Items from an interface collection
··········
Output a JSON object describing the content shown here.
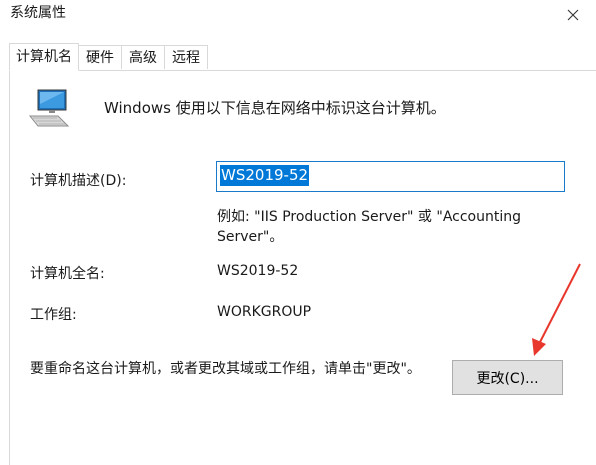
{
  "window": {
    "title": "系统属性"
  },
  "tabs": [
    {
      "label": "计算机名",
      "active": true
    },
    {
      "label": "硬件",
      "active": false
    },
    {
      "label": "高级",
      "active": false
    },
    {
      "label": "远程",
      "active": false
    }
  ],
  "intro": {
    "icon": "computer-icon",
    "text": "Windows 使用以下信息在网络中标识这台计算机。"
  },
  "description": {
    "label": "计算机描述(D):",
    "value": "WS2019-52",
    "example": "例如: \"IIS Production Server\" 或 \"Accounting Server\"。"
  },
  "full_name": {
    "label": "计算机全名:",
    "value": "WS2019-52"
  },
  "workgroup": {
    "label": "工作组:",
    "value": "WORKGROUP"
  },
  "rename": {
    "text": "要重命名这台计算机，或者更改其域或工作组，请单击\"更改\"。",
    "button_label": "更改(C)..."
  },
  "colors": {
    "selection": "#0078d7",
    "input_border": "#1979ca",
    "annotation_arrow": "#e8372c",
    "button_bg": "#e1e1e1"
  }
}
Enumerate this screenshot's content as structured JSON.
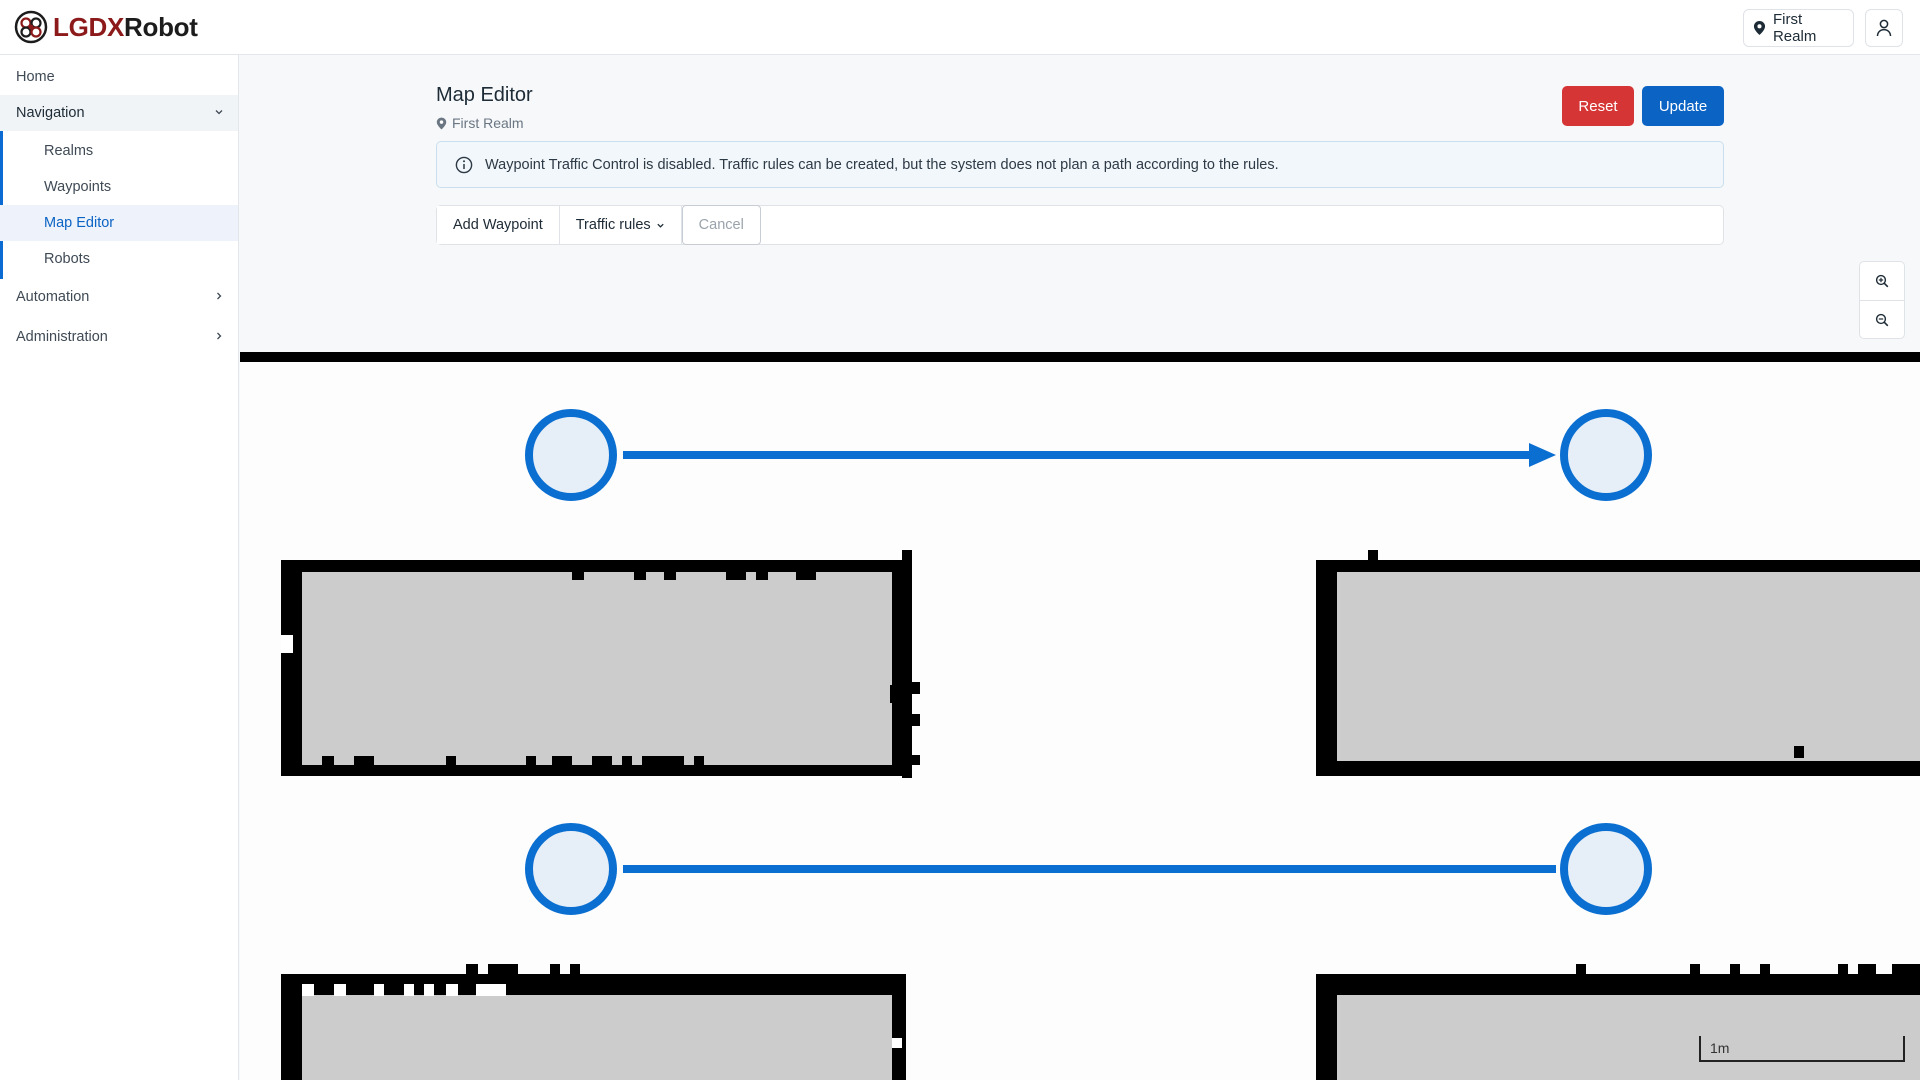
{
  "brand": {
    "name_part1": "LGDX",
    "name_part2": "Robot"
  },
  "header": {
    "realm_label": "First Realm"
  },
  "sidebar": {
    "home": "Home",
    "navigation": "Navigation",
    "navigation_items": [
      "Realms",
      "Waypoints",
      "Map Editor",
      "Robots"
    ],
    "active_item": "Map Editor",
    "automation": "Automation",
    "administration": "Administration"
  },
  "page": {
    "title": "Map Editor",
    "realm": "First Realm",
    "reset_label": "Reset",
    "update_label": "Update"
  },
  "alert": {
    "message": "Waypoint Traffic Control is disabled. Traffic rules can be created, but the system does not plan a path according to the rules."
  },
  "toolbar": {
    "add_waypoint": "Add Waypoint",
    "traffic_rules": "Traffic rules",
    "cancel": "Cancel"
  },
  "map": {
    "scale_label": "1m",
    "waypoint_stroke": "#0b6fd1",
    "waypoint_fill": "#e6eef8",
    "obstacle_fill": "#cccccc"
  },
  "colors": {
    "accent": "#0b63c4",
    "danger": "#d63535",
    "brand_red": "#8c1a1a"
  }
}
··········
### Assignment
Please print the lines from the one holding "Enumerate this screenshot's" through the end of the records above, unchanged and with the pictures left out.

### Written response
Enumerate this screenshot's content as structured JSON.
{
  "brand": {
    "name_part1": "LGDX",
    "name_part2": "Robot"
  },
  "header": {
    "realm_label": "First Realm"
  },
  "sidebar": {
    "home": "Home",
    "navigation": "Navigation",
    "navigation_items": [
      "Realms",
      "Waypoints",
      "Map Editor",
      "Robots"
    ],
    "active_item": "Map Editor",
    "automation": "Automation",
    "administration": "Administration"
  },
  "page": {
    "title": "Map Editor",
    "realm": "First Realm",
    "reset_label": "Reset",
    "update_label": "Update"
  },
  "alert": {
    "message": "Waypoint Traffic Control is disabled. Traffic rules can be created, but the system does not plan a path according to the rules."
  },
  "toolbar": {
    "add_waypoint": "Add Waypoint",
    "traffic_rules": "Traffic rules",
    "cancel": "Cancel"
  },
  "map": {
    "scale_label": "1m",
    "waypoint_stroke": "#0b6fd1",
    "waypoint_fill": "#e6eef8",
    "obstacle_fill": "#cccccc"
  },
  "colors": {
    "accent": "#0b63c4",
    "danger": "#d63535",
    "brand_red": "#8c1a1a"
  }
}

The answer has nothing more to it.